Subtitled Travels Through a Country’s Hidden Past, this is a fairly weighty 400 page tome that’s interesting, heavy on detail, and possibly a little short on entertainment.
Giles Tremlett is an Englishman based in Spain and so is able to view the country with a little more detachment than might be possible for a Spanish author. He takes as his starting point the legacy of the Franco regime, and the way the transition to democracy was managed. His view is that there was never any resolution to the problems and divisions of that time, unlike in South Africa where the transition to democracy was handled more openly. Consequently there are many wounds that have not yet been healed. He gives detailed historical and personal accounts of the unburied dead who haunt Spain, showing that the impact of Franco’s brutal regime can still be felt today in the many unresolved cases of disappearances and deaths. He describes the attempts of relatives to discover where the bodies are buried, and the resistance of the authorities.
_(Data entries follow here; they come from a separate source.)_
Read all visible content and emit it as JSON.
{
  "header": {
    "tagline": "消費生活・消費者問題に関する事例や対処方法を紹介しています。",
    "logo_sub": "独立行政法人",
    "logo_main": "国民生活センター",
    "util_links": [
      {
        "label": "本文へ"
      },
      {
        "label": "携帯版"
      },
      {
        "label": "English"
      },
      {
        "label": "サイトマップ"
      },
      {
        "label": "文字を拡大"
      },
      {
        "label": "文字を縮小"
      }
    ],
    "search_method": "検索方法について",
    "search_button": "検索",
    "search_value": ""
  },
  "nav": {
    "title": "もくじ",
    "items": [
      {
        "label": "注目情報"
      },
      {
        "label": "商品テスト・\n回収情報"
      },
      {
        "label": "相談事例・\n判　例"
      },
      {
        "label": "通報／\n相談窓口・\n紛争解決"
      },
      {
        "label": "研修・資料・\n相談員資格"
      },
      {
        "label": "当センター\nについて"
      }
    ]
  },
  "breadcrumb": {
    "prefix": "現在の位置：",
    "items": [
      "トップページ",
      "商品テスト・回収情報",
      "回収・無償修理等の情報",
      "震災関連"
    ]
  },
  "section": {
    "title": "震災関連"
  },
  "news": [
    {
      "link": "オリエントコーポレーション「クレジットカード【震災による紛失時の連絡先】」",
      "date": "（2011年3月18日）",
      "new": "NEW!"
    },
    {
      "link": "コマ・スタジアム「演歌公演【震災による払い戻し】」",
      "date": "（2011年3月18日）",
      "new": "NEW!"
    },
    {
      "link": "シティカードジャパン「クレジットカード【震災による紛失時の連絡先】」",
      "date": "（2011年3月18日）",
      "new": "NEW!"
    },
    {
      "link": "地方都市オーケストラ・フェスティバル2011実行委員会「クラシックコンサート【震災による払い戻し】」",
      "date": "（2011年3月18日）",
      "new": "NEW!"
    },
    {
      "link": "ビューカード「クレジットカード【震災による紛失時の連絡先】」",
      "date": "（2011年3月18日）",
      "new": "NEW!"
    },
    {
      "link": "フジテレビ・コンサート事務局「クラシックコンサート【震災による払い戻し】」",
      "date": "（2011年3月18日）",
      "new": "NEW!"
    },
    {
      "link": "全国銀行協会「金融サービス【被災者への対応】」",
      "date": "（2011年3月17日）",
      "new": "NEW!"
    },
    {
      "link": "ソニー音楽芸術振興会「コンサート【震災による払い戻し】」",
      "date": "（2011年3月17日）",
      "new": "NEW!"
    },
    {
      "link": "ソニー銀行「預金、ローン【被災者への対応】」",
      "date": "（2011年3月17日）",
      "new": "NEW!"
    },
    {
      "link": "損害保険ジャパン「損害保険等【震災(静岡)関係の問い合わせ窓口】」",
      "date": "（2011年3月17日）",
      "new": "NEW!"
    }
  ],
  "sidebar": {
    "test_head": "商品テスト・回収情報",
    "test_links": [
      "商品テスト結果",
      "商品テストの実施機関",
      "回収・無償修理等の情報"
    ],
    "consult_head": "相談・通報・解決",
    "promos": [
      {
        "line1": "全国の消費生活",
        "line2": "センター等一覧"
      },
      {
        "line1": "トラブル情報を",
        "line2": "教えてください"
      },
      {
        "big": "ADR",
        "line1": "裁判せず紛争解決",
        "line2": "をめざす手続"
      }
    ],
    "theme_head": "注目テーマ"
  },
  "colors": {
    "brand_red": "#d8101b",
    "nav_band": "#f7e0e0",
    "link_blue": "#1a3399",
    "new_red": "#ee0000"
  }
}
Tremlett goes on to identify a series of aspects of buried or forgotten Spain, exploring related social and moral issues that affect the country today. Amongst others he looks at corruption in Marbella and the consequent destruction of the coast, the marginalisation of the gypsy and flamenco community, the legacy of the Moslem retreat from Spain, and the impact of minority language and cultures in the Basque country, Catalonia and Galicia.
Throughout Tremlett combines academic research with personal experience, travelling the country interviewing and meeting varied and interesting characters. The sections on Franco, Flamenco and the Moors were able to cast light on aspects of modern European culture and history that I had never really considered from a Spanish viewpoint, and were the most interesting.